This essay was first published in 2016 and is being reposted for the 18th anniversary of the start of U.S. combat operations in Afghanistan.
I remember reading George C. Herring's book America's Longest War when I was studying history as an undergrad and couldn't wrap my head around how the conflict in Vietnam could have gone on as long as it did. I naively assured myself that despite how horrific the toll of that war was, at least we had learned from our mistakes and would never let that happen again. I couldn't have been more wrong.
Today, Oct. 7, marks the anniversary of combat operations in Afghanistan, which is now our longest war to date, and other than a select few who bear the brunt of this burden, most people won't think twice about this somber and embarrassing anniversary.
Nothing could be more insulting to the troops currently serving.
After hearing that white nationalists were gathering in Charlottesville this past weekend to protest the removal of a statue of Robert E. Lee, I was disgusted. The issue hit way too close to home.
I grew up with a naive view of the Vietnam War, but in my defense, everything I knew about it stemmed from my uncle’s stories about his time there. When your tio is famed Green Beret and Medal of Honor recipient Roy P. Benavidez, you hear a lot of badass stories.

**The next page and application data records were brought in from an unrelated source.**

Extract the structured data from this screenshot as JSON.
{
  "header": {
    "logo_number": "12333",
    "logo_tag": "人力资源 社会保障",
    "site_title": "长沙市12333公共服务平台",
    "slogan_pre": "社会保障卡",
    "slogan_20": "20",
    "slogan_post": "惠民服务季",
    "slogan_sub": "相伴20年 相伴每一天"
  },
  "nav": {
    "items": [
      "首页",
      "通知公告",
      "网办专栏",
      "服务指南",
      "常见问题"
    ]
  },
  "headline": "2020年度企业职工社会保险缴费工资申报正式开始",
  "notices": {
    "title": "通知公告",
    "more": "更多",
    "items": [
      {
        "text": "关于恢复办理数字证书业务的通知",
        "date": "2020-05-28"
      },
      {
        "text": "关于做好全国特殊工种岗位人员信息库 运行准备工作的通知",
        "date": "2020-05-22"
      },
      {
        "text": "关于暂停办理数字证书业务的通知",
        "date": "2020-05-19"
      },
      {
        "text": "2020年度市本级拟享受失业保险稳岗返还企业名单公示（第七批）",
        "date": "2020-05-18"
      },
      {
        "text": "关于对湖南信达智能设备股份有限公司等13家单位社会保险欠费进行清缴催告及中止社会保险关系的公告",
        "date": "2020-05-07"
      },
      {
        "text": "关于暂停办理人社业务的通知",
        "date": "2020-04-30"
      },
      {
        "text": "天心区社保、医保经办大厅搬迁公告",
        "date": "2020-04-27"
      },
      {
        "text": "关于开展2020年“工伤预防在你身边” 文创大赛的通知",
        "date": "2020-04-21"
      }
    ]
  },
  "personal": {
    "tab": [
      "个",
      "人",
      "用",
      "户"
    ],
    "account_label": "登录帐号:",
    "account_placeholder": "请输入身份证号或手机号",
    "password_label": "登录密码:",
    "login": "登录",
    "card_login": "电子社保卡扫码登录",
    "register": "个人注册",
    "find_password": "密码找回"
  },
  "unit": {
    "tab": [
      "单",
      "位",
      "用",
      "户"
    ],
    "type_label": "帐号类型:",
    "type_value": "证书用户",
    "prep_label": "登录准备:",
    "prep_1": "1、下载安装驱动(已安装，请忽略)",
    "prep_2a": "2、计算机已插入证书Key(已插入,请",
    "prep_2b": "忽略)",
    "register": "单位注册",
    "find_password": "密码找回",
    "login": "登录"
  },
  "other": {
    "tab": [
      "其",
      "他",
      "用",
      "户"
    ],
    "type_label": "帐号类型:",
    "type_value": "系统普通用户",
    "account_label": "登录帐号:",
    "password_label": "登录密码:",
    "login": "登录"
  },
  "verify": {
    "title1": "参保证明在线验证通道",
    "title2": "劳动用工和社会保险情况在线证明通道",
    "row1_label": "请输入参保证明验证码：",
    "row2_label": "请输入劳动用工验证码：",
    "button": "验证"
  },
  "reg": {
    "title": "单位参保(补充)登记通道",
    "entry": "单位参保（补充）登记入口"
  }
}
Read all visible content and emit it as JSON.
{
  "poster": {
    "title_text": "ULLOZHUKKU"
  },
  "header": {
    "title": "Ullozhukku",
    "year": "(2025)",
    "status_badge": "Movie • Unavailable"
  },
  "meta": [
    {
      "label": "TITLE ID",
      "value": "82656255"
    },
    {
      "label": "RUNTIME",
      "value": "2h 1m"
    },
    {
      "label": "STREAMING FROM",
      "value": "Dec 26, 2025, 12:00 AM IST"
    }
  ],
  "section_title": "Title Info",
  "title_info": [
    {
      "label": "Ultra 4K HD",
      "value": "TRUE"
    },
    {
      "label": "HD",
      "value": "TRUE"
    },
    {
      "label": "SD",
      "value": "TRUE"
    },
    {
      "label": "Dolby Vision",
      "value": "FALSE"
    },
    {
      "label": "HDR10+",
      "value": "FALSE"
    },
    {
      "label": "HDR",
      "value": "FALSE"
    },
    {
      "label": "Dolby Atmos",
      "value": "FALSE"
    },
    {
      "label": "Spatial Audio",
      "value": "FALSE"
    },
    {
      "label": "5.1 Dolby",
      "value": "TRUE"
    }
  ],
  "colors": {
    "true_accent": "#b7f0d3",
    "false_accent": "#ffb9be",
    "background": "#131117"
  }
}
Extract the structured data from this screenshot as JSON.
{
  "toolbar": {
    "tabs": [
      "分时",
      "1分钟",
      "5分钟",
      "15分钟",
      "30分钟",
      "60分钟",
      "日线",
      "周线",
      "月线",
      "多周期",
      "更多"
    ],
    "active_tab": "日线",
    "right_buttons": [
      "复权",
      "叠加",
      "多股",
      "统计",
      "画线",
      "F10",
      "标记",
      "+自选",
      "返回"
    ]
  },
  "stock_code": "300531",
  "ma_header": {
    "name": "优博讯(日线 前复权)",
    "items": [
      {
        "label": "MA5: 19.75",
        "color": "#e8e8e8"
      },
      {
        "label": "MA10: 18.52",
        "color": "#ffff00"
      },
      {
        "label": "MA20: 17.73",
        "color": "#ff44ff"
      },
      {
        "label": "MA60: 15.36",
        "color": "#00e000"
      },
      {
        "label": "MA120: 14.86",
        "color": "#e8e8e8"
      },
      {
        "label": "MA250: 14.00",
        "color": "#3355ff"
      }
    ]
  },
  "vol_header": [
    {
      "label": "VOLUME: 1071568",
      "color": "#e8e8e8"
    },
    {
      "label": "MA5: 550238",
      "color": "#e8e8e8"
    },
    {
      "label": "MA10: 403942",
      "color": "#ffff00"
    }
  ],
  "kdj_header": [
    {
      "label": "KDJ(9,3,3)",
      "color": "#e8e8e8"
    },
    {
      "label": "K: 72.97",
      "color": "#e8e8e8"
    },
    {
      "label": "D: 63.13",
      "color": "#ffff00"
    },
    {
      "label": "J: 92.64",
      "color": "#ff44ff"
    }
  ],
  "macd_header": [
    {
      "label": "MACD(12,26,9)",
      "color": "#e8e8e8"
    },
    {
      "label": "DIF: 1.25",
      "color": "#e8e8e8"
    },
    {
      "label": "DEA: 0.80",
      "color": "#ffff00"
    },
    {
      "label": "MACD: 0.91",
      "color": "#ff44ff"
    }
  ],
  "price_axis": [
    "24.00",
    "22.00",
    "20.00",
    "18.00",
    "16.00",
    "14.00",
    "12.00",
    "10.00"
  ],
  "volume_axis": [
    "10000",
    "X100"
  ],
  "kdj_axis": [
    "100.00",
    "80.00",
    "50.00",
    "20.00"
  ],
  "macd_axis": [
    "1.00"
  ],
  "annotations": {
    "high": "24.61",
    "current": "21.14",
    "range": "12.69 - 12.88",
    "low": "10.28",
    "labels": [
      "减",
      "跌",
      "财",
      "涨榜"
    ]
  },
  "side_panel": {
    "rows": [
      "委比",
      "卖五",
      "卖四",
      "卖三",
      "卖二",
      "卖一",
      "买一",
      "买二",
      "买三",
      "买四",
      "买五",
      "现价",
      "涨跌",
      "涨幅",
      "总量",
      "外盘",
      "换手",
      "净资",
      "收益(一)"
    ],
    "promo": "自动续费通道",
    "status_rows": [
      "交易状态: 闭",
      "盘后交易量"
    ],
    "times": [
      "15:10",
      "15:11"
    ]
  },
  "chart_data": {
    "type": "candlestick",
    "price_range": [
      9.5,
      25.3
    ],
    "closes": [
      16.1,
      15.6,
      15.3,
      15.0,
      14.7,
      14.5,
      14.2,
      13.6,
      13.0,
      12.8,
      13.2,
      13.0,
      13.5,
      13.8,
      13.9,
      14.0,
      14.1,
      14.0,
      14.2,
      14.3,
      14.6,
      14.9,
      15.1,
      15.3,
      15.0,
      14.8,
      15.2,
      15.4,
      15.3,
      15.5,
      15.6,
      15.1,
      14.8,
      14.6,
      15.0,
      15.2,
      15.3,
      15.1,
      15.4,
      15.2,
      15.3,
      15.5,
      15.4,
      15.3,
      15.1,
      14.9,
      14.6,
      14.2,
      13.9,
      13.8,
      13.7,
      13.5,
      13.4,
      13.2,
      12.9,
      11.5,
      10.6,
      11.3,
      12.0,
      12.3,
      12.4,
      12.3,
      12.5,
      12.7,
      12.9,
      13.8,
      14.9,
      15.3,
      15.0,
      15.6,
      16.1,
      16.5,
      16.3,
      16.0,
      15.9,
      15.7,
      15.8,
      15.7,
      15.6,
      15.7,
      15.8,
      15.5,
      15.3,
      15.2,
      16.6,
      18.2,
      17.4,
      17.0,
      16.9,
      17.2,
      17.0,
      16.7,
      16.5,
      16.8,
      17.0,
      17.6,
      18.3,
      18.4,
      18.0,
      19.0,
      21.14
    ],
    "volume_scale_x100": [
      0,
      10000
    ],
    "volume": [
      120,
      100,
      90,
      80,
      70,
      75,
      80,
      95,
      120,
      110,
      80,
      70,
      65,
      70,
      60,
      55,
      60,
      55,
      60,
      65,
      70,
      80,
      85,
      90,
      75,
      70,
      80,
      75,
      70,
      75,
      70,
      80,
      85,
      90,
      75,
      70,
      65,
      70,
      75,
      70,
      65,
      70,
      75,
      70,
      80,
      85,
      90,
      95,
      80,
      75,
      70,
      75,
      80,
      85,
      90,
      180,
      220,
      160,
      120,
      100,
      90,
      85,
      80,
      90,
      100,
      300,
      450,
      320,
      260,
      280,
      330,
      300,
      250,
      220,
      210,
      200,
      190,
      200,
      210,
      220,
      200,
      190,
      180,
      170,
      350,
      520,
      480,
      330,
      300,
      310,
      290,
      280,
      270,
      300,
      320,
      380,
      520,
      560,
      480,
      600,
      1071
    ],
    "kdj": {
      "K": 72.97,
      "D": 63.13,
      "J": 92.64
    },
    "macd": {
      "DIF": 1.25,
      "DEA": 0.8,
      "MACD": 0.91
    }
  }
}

When I was a young Marine on my first tour in Iraq’s Anbar province, I met then-Lance Cpl. Gabby Altamira. Not only were we both boots, we were also augmented from a different unit, so naturally we were the first ones to be "voluntold" to go on security duty when the time came. I spent a few weeks guarding an empty desert in western Iraq for a few weeks, and Altamira ended up doing something far more impactful.
When I think of “celebrating” Veterans Day, a lot comes to mind: drinking a few cold ones and trading war stories with some fellow vets, chatting with my dad over the phone to thank him for his service, or marching up Fifth Avenue in New York City with my friends from Iraq And Afghanistan Veterans Of America. What I don’t think about, though, is the best way to take advantage of the many sales going on that day.
It’s no secret that our newest generation of warfighters has been plagued with a slew of mental health issues over the past decade and a half. Though suicide statistics are somewhat difficult to come by, there's no doubt that diagnoses of post-traumatic stress disorder and other mental health issues affect significant numbers of post-9/11 vets. Who, if anyone, is to blame for this disgrace? And what can be done about it? These are the questions Tom Donahue brilliantly shines a light on in “Thank You For Your Service” — an important documentary for anyone wanting to understand the impact of mental health problems on our veterans.